“Attention is pure good. What brings states of high attention is successful as art without further ado.” –Tim Allen and Andrew Duncan
This is one of my favorite ideas about art, and is also a big reason why I carry a camera everywhere. I worked on farms in Italy and Norway all of last year, and I’ve heard plenty of arguments against taking photos, because a lot of people think of a camera as a barrier to real experience. But I think life is hard enough without the little contrivances I trick myself with to pay attention, or the little goals that having a camera inspires. I wouldn’t have helped with the lamb slaughter if I didn’t have a camera. I wouldn’t have led the 34 year old horse up the mountain. I doubt I even would have traveled. I don’t think that there’s anything necessarily corrupt about living a life for the purpose of making it into art. We all pick our devices to cope with the huge scary stream of sensations, and that’s mine. I love animals, and I think the pictures I took last year are the best of my life.
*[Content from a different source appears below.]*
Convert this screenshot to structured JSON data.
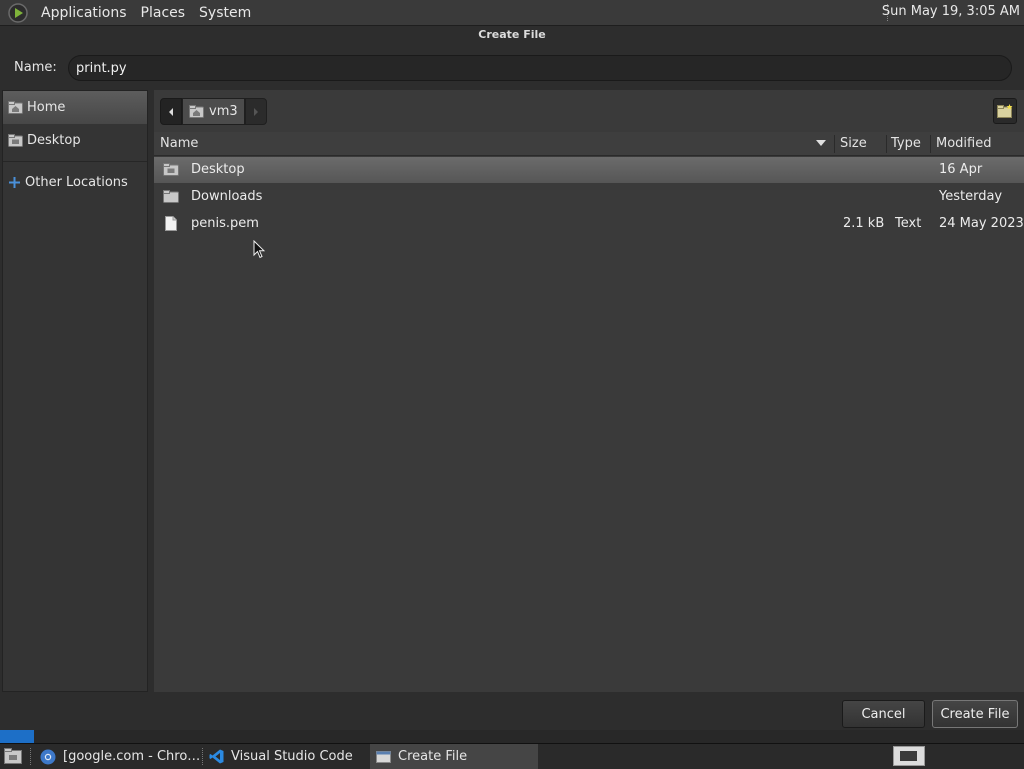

This year I live in the city. I used to have anxiety dreams where I’d miss the most beautiful moment to photograph, but now all my anxiety dreams are about the subway, though I’m missing more beautiful moments than ever—the other day I saw a guy wearing a boa constrictor around his neck like a scarf, but didn’t dare to take out my camera. I’ve realized that I’m almost always too shy to ask people for a photo, and when I do, they pose self-consciously. With animals there’s none of that, thank goodness. I took these photos in the Italian alps in the summer, in Lygra, Norway in the fall, and in Tuscany in the winter.
Molly Dektar is from Durham, North Carolina. After graduating from Harvard, she traveled on a Henry Russell Shaw fellowship to Norway, where she interviewed farmers about their experiences with climate change. She is currently studying for her MFA in fiction at Brooklyn College.